The result should be a full, exact repeat of the entries, free of pictures.

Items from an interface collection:
>>>
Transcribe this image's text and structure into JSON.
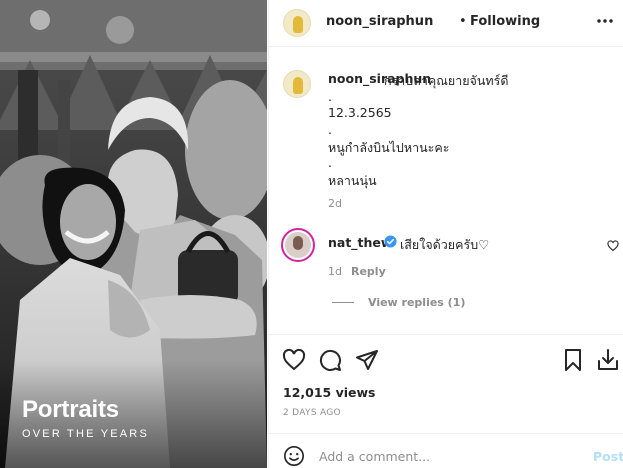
{
  "header": {
    "username": "noon_siraphun",
    "separator": "•",
    "follow_label": "Following",
    "more_icon": "more-horizontal-icon"
  },
  "photo": {
    "watermark_title": "Portraits",
    "watermark_subtitle": "OVER THE YEARS"
  },
  "caption": {
    "username": "noon_siraphun",
    "text": "กราบลาคุณยายจันทร์ดี",
    "lines": [
      ".",
      "12.3.2565",
      ".",
      "หนูกำลังบินไปหานะคะ",
      ".",
      "หลานนุ่น"
    ],
    "time": "2d"
  },
  "comment": {
    "username": "nat_thew",
    "verified_icon": "verified-badge-icon",
    "text": "เสียใจด้วยครับ♡",
    "time": "1d",
    "reply_label": "Reply",
    "view_replies_label": "View replies (1)"
  },
  "actions": {
    "views": "12,015 views",
    "date": "2 DAYS AGO"
  },
  "add_comment": {
    "placeholder": "Add a comment...",
    "post_label": "Post"
  },
  "colors": {
    "accent_post": "#b2dffc",
    "verified": "#3897f0",
    "secondary_text": "#8e8e8e"
  }
}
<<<
Response:
Transcribe this image's text and structure into JSON.
{
  "header": {
    "username": "noon_siraphun",
    "separator": "•",
    "follow_label": "Following",
    "more_icon": "more-horizontal-icon"
  },
  "photo": {
    "watermark_title": "Portraits",
    "watermark_subtitle": "OVER THE YEARS"
  },
  "caption": {
    "username": "noon_siraphun",
    "text": "กราบลาคุณยายจันทร์ดี",
    "lines": [
      ".",
      "12.3.2565",
      ".",
      "หนูกำลังบินไปหานะคะ",
      ".",
      "หลานนุ่น"
    ],
    "time": "2d"
  },
  "comment": {
    "username": "nat_thew",
    "verified_icon": "verified-badge-icon",
    "text": "เสียใจด้วยครับ♡",
    "time": "1d",
    "reply_label": "Reply",
    "view_replies_label": "View replies (1)"
  },
  "actions": {
    "views": "12,015 views",
    "date": "2 DAYS AGO"
  },
  "add_comment": {
    "placeholder": "Add a comment...",
    "post_label": "Post"
  },
  "colors": {
    "accent_post": "#b2dffc",
    "verified": "#3897f0",
    "secondary_text": "#8e8e8e"
  }
}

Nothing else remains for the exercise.